--- START ---

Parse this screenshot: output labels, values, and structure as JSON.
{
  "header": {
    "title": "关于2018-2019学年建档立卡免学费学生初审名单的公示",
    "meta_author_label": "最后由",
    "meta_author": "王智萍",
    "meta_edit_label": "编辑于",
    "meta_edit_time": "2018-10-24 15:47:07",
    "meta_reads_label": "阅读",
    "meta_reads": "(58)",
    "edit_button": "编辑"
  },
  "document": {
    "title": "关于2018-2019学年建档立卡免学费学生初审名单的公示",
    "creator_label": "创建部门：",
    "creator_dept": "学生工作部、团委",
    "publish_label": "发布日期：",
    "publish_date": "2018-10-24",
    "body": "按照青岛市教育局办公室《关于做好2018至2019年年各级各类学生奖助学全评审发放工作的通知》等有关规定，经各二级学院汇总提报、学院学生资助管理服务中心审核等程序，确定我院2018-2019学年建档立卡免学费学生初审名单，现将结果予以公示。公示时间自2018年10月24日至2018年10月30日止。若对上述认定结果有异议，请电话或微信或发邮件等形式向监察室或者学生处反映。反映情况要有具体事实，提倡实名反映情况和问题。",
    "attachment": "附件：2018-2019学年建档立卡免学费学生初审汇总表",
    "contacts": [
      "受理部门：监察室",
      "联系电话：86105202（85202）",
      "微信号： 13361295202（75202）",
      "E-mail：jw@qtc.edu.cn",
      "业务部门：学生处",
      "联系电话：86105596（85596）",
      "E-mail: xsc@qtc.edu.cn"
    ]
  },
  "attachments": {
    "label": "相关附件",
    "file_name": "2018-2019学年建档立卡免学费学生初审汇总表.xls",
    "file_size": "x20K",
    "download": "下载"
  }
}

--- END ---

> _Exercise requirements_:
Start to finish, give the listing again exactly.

> _Exercise output_:
Parse this screenshot: output labels, values, and structure as JSON.
{
  "header": {
    "title": "关于2018-2019学年建档立卡免学费学生初审名单的公示",
    "meta_author_label": "最后由",
    "meta_author": "王智萍",
    "meta_edit_label": "编辑于",
    "meta_edit_time": "2018-10-24 15:47:07",
    "meta_reads_label": "阅读",
    "meta_reads": "(58)",
    "edit_button": "编辑"
  },
  "document": {
    "title": "关于2018-2019学年建档立卡免学费学生初审名单的公示",
    "creator_label": "创建部门：",
    "creator_dept": "学生工作部、团委",
    "publish_label": "发布日期：",
    "publish_date": "2018-10-24",
    "body": "按照青岛市教育局办公室《关于做好2018至2019年年各级各类学生奖助学全评审发放工作的通知》等有关规定，经各二级学院汇总提报、学院学生资助管理服务中心审核等程序，确定我院2018-2019学年建档立卡免学费学生初审名单，现将结果予以公示。公示时间自2018年10月24日至2018年10月30日止。若对上述认定结果有异议，请电话或微信或发邮件等形式向监察室或者学生处反映。反映情况要有具体事实，提倡实名反映情况和问题。",
    "attachment": "附件：2018-2019学年建档立卡免学费学生初审汇总表",
    "contacts": [
      "受理部门：监察室",
      "联系电话：86105202（85202）",
      "微信号： 13361295202（75202）",
      "E-mail：jw@qtc.edu.cn",
      "业务部门：学生处",
      "联系电话：86105596（85596）",
      "E-mail: xsc@qtc.edu.cn"
    ]
  },
  "attachments": {
    "label": "相关附件",
    "file_name": "2018-2019学年建档立卡免学费学生初审汇总表.xls",
    "file_size": "x20K",
    "download": "下载"
  }
}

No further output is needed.